● **Task description**
Lines with the word "Cerber" in them are the ones to copy from the records.

Data about app and page elements:
.....

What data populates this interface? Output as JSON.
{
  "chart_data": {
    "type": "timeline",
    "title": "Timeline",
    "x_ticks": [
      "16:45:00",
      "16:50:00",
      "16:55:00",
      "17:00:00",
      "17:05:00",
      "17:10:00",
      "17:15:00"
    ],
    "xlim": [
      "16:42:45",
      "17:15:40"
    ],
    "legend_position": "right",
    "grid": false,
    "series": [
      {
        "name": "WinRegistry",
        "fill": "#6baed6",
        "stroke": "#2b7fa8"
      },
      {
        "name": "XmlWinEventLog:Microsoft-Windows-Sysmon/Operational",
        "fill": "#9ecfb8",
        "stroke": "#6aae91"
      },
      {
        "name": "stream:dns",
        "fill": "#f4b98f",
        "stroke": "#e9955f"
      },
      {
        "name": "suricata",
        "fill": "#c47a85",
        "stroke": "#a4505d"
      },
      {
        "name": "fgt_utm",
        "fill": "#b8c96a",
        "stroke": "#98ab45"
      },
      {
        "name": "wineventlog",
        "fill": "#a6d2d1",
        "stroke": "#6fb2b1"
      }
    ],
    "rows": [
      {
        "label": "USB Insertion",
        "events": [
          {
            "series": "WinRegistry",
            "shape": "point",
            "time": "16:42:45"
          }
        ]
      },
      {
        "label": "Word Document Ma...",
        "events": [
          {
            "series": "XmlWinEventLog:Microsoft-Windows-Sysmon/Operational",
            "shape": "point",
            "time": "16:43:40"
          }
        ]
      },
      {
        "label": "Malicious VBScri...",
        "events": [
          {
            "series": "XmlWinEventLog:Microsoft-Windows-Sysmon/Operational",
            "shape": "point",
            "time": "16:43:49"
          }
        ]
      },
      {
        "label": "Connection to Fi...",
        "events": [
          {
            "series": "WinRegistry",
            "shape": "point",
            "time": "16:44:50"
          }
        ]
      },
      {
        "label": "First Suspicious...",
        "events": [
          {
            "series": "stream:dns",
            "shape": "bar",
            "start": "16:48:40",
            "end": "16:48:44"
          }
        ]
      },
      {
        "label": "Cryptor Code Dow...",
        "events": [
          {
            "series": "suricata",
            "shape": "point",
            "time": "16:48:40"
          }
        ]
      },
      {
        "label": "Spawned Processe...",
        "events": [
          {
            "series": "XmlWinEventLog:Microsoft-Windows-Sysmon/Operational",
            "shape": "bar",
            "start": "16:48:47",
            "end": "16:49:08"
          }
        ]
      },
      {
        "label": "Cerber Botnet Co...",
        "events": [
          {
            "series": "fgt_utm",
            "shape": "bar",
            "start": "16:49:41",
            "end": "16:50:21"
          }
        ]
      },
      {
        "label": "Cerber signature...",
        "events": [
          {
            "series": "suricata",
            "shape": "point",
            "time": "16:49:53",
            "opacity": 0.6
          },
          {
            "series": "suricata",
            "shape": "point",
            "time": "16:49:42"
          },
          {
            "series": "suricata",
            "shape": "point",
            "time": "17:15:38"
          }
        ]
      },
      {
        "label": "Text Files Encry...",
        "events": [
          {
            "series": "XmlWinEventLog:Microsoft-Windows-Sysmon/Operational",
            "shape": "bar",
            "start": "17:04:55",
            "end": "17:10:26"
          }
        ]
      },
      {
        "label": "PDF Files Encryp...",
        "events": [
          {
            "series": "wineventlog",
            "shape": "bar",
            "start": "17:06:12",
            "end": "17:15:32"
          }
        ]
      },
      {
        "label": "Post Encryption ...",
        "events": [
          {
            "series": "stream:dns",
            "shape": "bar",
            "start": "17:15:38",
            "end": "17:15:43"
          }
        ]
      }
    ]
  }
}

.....

● **Reply**
        "label": "Cerber Botnet Co...",
        "label": "Cerber signature...",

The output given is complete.